## Records to use

+ + + +

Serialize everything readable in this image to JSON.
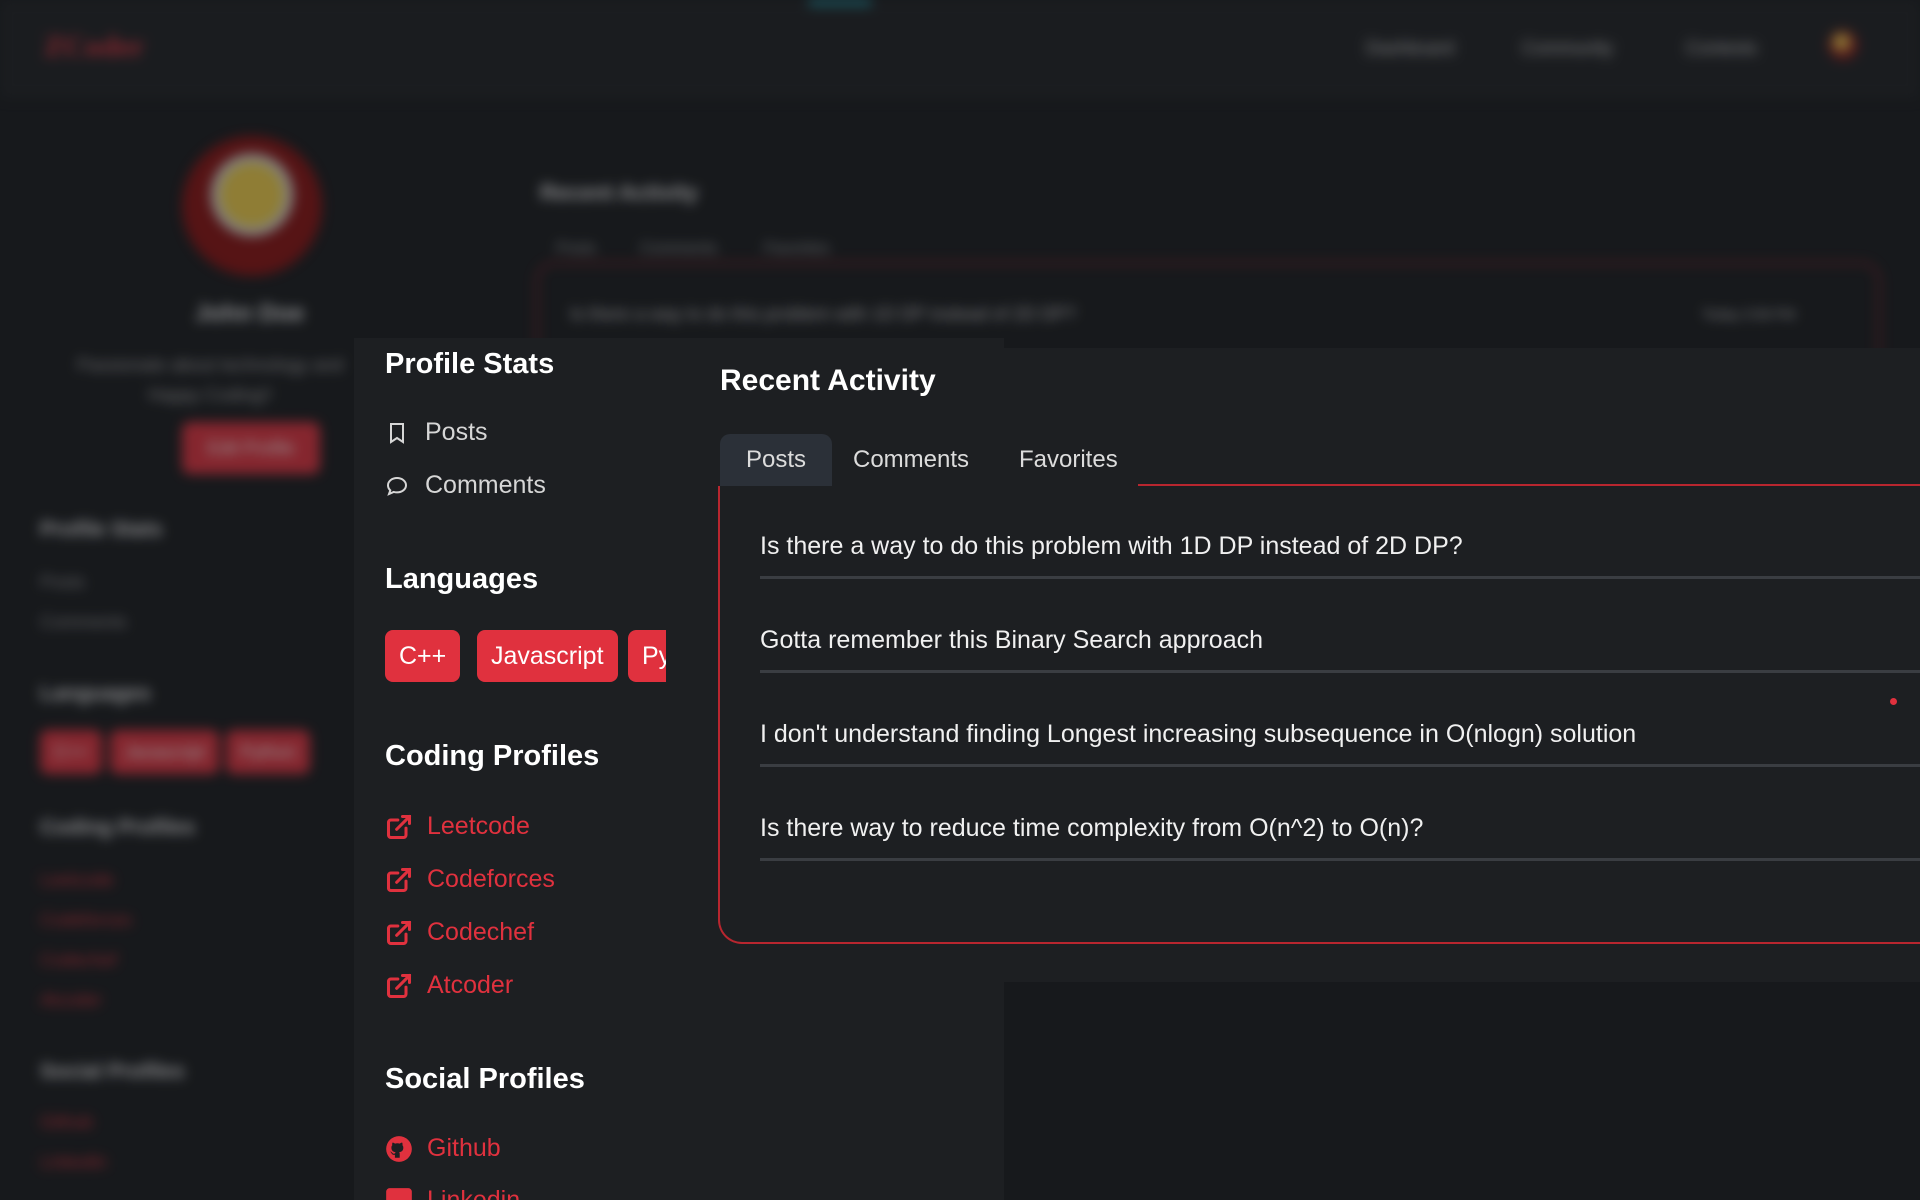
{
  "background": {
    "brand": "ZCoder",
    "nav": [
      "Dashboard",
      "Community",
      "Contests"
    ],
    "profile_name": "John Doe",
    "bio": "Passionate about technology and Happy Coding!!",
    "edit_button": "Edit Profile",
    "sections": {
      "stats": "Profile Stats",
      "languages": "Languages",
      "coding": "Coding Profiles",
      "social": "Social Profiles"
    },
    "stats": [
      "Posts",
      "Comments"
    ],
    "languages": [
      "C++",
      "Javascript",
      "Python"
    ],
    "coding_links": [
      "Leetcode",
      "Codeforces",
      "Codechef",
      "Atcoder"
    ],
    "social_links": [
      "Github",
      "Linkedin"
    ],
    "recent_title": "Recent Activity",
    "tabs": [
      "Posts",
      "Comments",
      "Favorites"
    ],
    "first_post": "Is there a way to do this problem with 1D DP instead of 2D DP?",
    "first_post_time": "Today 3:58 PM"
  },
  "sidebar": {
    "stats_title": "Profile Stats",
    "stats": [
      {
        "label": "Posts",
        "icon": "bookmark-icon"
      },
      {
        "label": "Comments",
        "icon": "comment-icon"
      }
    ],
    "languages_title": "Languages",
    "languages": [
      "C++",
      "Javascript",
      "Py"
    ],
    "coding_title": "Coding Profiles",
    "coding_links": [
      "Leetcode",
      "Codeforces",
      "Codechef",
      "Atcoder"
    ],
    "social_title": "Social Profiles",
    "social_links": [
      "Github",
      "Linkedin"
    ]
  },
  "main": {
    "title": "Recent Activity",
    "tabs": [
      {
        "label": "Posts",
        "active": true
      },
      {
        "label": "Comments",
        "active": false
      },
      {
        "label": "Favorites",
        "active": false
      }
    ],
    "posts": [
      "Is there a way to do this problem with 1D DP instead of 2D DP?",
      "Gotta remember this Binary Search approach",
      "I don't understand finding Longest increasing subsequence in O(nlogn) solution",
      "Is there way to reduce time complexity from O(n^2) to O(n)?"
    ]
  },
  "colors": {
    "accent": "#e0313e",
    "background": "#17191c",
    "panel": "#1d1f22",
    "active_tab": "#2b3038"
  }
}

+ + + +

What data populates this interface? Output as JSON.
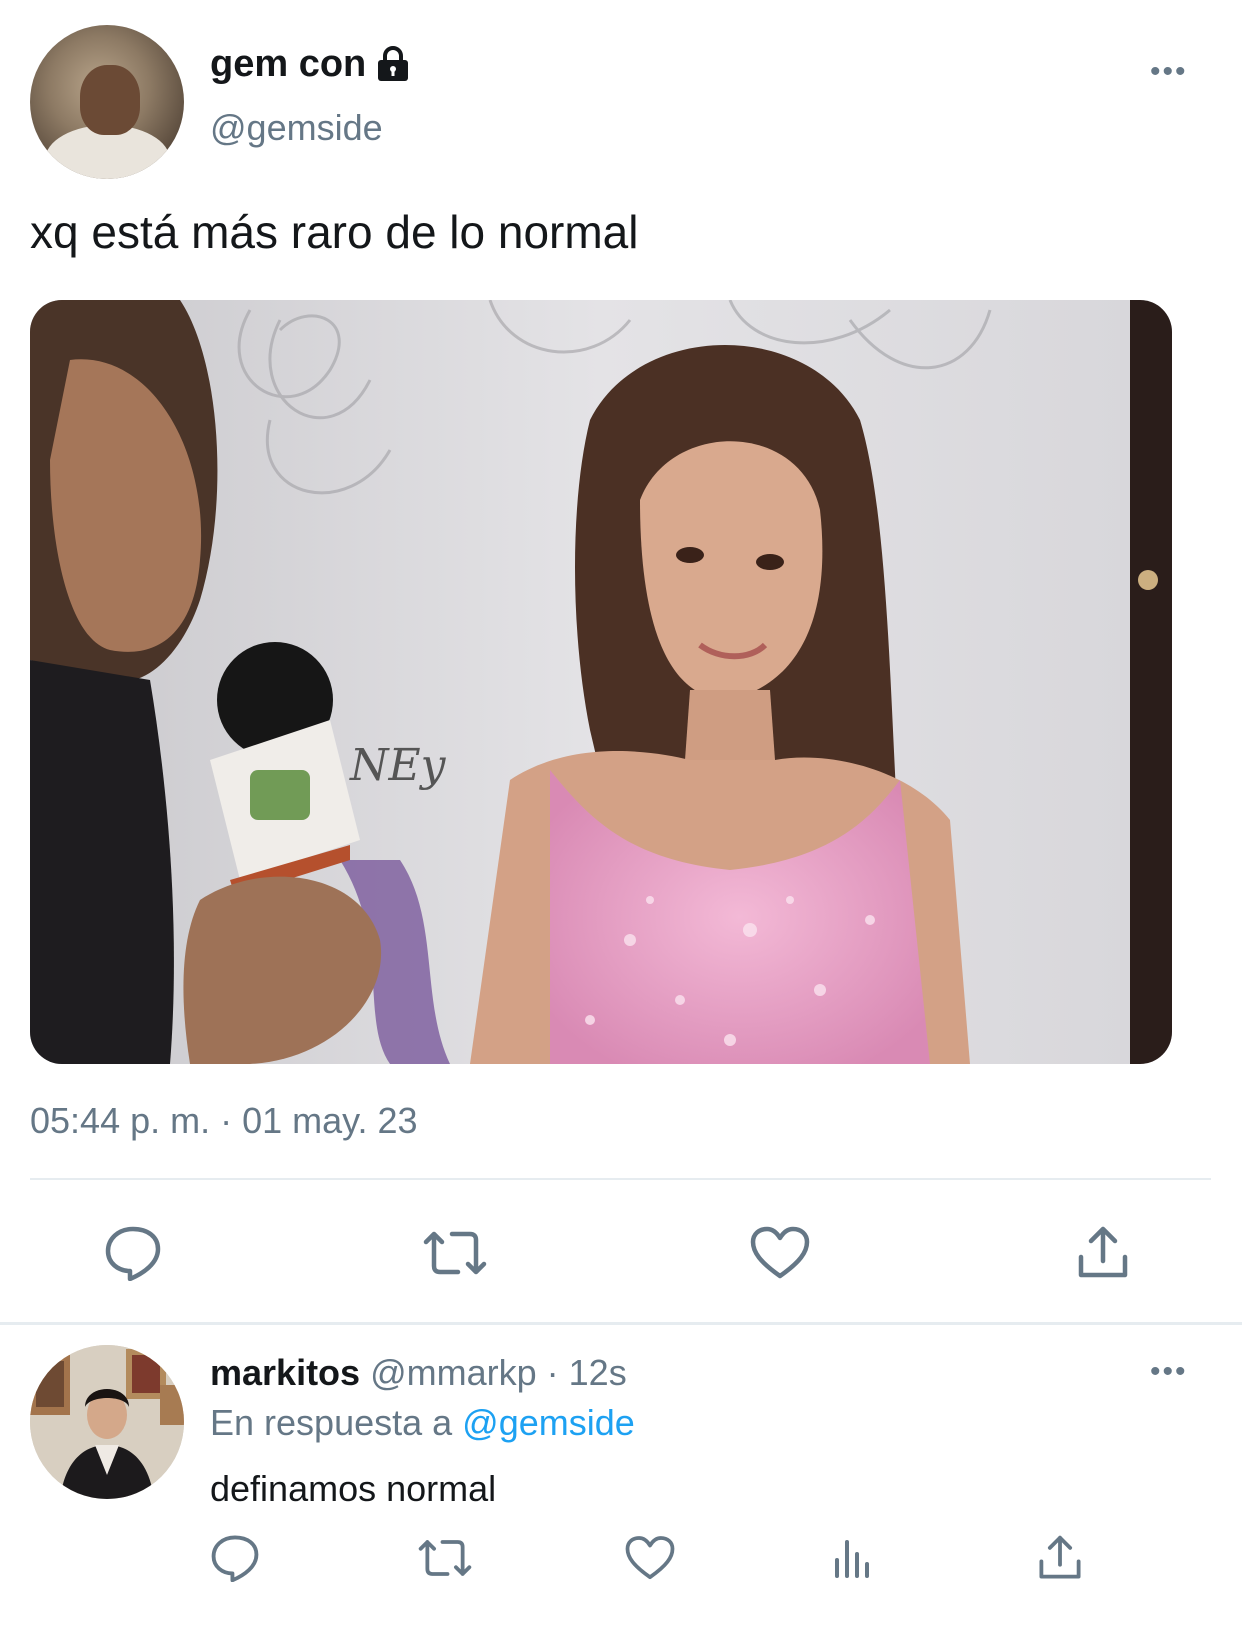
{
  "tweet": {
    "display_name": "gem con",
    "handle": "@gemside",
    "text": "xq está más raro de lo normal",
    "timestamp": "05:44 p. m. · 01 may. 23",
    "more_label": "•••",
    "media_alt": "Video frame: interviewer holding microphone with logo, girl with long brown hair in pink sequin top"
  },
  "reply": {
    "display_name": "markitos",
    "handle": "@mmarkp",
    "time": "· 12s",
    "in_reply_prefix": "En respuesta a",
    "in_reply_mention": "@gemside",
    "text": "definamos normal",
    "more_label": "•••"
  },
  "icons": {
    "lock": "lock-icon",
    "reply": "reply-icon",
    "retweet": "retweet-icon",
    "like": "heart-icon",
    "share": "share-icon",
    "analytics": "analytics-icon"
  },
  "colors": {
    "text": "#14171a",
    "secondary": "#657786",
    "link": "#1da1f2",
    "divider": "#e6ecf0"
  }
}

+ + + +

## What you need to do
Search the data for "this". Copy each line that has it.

## Your response
Serialize everything readable in this image to JSON.
    "first_post": "Is there a way to do this problem with 1D DP instead of 2D DP?",
      "Is there a way to do this problem with 1D DP instead of 2D DP?",
      "Gotta remember this Binary Search approach",
What data populates this interface? Output as JSON.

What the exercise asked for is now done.